(HealthDay News) — Hodgkin lymphoma (HL) survivors have an increased risk for advanced colorectal neoplasia, including advanced adenomas, advanced serrated lesions, and serrated polyposis syndrome, according to a study published in the March 15 issue of Cancer.
Lisanne S. Rigter, Ph.D., from the Netherlands Cancer Institute in Amsterdam, and colleagues conducted a multicenter cohort study to examine the diagnostic yield of advanced colorectal neoplasia detected by a first surveillance colonoscopy among HL survivors treated with abdominal radiotherapy and/or procarbazine.

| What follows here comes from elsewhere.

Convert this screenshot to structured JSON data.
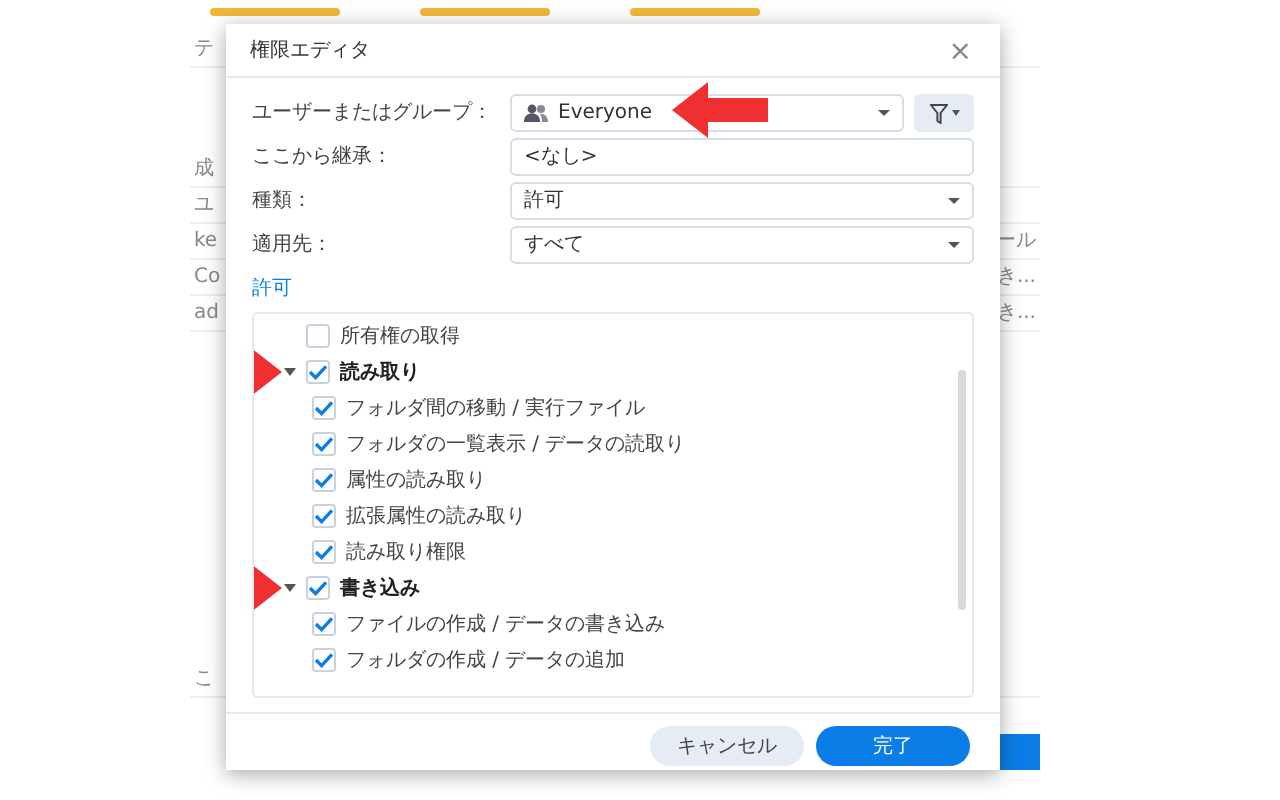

The results were compared to those for a Dutch general population cohort of 1,426 asymptomatic individuals aged 50 to 75 years who underwent a primary screening colonoscopy.
Colonoscopy was performed in 101 HL survivors, who were significantly younger than the general population controls (median, 51 versus 60 years). The researchers found that the prevalence of advanced neoplasia was higher in HL survivors than controls (25 versus 12 percent; P < 0.001). Advanced adenomas were detected in 14 and 9 percent of HL survivors and controls, respectively (P = 0.08). The prevalence of advanced serrated lesions was significantly higher in HL survivors versus controls (12 versus 4 percent; P < 0.001), while serrated polyposis syndrome occurred in 6 percent of survivors and no controls (P < 0.001).
“HL survivors who have been treated with abdominal radiotherapy and/or procarbazine have a high prevalence of advanced colorectal neoplasia and serrated polyposis syndrome,” the authors write. “In addition to the increased risk of CRC, the evidence provided by this interim analysis indicates that colonoscopy surveillance should be considered.”